Regarding enforcement by cargo I disagree on this, in my opinion if we have reliable information about crate we should use to reduce risk of potential mistakes and make explicit platform specific subtrees of crates infrastructure.

Such validation will not introduce any backward compatibility issues. Because if some crate does not specify any target attributes cargo will not set any restrictions on its users.

Well, cargo can simply require to use #![no_std]if no_std target was enabled in Cargo.toml and everything else will be done by existing tools.


The issue lies with when the crate doesn’t specify a subsystem because it doesn’t know about it.


Could you please elaborate on? If crate does not specify any targets for dependent crates everything will work absolutely in the same way as it does now.


Or the author is supporting older versions of Rust which wouldn’t understand those sections, and didn’t want to have to repeat the Windows-specific dependencies four times.


Yes, this too. But I don’t quite understand why do you need support older versions of compiler. Could you please specify such scenarios?

As far as I understand if you depend on some crate and it’s starts using some new feature (say ?) you’ll have to bump compiler version either way if you want to stay up to date.


… because not everyone is using the latest version of the compiler? Because not everyone may want to or be able to change the version of the compiler they’re using? Because maybe a newer compiler breaks their code? Because they’re using the version shipped with their distro which is still Rust 1.6? Because the project in question uses a specific version of nightly for a critical compiler plugin? Because their employer won’t let them? Because they’re on a severely constrained net connection? Because forcing people to incessantly install updates they don’t need is a shitty way to treat your users?

There are plenty of obvious reasons to not be using the latest version of almost any piece of software, Rust included.


Whoa, hold your horses. I was asking you in context of staying up to date with crates infrastructure. If you want to stay on older versions of crates and it’s fine with you no one will force you to change your environment. But I hope you understand that likewise you can’t force crate authors to support older compiler versions. And I can’t say that I see support of older compiler versions at the cost of not using new features as the right general direction for crate developers.


If you acknowledge that some users need to stay on old versions of the compiler, then it shouldn’t be a stretch that some crate authors want to continue supporting those users even for new versions of their crate.


Of course I do acknowledge that and this is why I explicitly said that proposed feature will not affect the old way of doing things if none of your dependencies use proposed feature. But it could cause a ripple effect up in dependency tree the same way as 1.8 release did.


The issue lies when the crate does mention a subsystem but not every subsystem it is compatible with.
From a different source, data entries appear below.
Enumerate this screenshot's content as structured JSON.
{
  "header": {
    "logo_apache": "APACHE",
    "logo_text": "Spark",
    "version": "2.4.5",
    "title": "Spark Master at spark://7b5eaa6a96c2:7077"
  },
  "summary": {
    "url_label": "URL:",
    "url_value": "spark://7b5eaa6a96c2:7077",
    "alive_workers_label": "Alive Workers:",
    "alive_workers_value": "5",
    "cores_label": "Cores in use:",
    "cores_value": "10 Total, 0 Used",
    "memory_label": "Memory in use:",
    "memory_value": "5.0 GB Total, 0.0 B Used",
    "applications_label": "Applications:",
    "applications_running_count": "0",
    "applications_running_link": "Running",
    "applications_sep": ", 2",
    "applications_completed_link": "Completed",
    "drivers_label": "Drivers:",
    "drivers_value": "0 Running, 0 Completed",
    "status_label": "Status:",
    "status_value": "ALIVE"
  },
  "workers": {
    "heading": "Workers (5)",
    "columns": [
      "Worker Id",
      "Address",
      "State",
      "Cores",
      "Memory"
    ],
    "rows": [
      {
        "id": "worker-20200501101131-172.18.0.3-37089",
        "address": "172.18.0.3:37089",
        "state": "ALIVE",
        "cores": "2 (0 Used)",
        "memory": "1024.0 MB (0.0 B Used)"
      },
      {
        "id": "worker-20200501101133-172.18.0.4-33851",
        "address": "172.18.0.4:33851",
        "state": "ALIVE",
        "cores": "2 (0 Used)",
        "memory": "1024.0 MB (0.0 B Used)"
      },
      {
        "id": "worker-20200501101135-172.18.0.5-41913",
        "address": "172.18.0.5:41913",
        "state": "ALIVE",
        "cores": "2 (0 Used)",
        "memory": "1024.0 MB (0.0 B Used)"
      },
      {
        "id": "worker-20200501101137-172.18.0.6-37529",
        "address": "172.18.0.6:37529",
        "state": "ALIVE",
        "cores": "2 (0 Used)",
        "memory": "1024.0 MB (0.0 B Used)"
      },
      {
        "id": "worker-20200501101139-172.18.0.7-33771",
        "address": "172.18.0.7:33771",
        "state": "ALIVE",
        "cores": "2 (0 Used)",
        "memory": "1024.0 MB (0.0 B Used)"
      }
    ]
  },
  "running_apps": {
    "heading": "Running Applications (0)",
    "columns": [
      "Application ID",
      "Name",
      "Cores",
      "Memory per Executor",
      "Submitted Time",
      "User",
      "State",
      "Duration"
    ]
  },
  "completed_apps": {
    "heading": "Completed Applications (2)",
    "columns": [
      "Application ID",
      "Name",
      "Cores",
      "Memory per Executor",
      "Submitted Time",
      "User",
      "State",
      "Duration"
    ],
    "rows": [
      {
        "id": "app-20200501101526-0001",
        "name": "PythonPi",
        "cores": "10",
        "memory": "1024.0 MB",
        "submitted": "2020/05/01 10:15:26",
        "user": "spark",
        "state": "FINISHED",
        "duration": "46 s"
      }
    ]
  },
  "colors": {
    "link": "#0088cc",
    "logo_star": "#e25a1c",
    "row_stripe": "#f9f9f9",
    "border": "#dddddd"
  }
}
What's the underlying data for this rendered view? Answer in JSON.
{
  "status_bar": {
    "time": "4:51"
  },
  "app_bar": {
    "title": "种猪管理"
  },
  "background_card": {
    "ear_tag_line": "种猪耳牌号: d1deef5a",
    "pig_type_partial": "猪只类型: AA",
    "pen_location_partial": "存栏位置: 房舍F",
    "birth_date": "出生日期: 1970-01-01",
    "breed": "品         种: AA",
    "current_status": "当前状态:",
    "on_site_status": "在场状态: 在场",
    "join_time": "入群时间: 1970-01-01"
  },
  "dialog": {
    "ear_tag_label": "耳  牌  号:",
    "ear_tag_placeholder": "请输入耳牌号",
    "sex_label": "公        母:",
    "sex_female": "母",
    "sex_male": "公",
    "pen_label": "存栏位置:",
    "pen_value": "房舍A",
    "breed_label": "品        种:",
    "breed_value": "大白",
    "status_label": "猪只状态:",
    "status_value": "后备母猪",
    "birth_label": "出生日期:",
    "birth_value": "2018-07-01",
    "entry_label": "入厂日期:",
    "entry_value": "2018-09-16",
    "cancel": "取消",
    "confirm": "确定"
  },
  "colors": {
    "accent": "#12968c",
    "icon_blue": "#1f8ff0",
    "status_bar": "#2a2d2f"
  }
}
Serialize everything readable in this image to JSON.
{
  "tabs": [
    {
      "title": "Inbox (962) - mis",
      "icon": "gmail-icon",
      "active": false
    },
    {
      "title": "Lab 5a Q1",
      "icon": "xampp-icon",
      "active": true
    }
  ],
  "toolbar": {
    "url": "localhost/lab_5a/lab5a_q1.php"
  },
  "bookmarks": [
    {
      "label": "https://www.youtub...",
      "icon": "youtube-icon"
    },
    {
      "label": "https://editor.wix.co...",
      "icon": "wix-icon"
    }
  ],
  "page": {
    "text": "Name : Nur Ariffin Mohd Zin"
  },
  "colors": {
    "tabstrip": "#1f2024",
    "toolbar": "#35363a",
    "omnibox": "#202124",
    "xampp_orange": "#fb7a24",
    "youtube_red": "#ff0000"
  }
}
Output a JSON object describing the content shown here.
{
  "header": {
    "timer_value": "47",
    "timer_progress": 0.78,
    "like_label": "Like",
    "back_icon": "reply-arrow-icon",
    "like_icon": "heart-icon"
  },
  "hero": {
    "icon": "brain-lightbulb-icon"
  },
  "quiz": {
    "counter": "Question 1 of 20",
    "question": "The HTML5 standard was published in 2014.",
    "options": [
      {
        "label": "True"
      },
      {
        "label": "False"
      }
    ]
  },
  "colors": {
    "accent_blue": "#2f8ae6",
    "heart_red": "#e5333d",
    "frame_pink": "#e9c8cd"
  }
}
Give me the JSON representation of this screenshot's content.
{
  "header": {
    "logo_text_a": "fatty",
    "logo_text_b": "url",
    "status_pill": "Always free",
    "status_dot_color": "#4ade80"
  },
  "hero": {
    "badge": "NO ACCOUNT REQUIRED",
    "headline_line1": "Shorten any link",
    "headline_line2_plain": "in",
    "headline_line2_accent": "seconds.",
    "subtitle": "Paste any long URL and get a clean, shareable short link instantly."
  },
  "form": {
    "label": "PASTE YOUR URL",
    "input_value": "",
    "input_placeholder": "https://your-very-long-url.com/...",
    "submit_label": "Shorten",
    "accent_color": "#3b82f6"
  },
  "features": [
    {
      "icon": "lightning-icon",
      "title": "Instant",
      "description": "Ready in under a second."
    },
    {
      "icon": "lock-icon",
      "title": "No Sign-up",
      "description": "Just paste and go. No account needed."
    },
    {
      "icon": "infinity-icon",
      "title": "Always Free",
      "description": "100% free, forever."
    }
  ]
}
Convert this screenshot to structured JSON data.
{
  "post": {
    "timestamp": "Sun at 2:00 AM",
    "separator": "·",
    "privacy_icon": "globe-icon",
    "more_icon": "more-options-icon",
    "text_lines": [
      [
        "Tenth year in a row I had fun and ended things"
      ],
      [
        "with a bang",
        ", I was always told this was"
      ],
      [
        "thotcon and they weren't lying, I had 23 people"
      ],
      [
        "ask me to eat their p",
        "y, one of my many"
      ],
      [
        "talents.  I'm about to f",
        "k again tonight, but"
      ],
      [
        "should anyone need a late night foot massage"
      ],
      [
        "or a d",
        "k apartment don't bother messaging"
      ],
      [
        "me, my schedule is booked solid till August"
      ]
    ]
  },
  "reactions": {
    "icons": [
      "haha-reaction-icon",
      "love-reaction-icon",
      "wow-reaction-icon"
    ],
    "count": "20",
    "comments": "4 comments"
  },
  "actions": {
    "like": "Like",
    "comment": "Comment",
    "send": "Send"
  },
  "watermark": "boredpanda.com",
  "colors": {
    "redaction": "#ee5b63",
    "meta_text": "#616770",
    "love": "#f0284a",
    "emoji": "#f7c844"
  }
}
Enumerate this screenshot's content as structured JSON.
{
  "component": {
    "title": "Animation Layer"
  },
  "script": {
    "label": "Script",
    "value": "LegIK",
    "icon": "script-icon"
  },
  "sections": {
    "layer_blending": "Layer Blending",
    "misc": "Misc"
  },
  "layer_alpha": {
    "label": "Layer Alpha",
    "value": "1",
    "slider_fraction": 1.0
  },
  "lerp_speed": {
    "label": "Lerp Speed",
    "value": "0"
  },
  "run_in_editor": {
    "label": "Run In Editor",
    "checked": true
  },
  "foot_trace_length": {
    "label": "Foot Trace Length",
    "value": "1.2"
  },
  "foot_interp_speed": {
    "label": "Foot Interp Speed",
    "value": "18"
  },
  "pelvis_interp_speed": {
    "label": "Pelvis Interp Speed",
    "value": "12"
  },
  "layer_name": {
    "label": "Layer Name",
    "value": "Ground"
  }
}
Say someone is working on a system which is to some extent compatible with the Linux subsystem, the crate owner should be able to select which dependencies it’s compatible with. Maybe such subsystem becomes popular in five years but no rust libraries will compile because of some dull cargo code policing. I acknowledge this is a rare issue that not many will face, but it’s something to consider.

I think this should be handled by the compiler by simply giving some linking errors rather than cargo trying to guess for you.


I understand that such corner cases are possible and I wrote about it in the last paragraph of the OP.

About your case thought, I don’t think it will happen, because majority of the libraries will be either without any specified target (as they now) or will use some OS families or OSes as a target. (do not forget it possible to specify general targets, not a simply set of triplets) So if some new target appears, say linux-newarm-neolibc, code for this target will be able to use all libraries which are:

  • not specified any target or no_std
  • specified target_family="unix" (or simply target="unix" if it will be possible make it work without problems)
  • specified target_os = "linux" (or target="linix")

Of course there can be several supported targets for the crate, so probably it’s better to rename to targets=["target1", "target2"].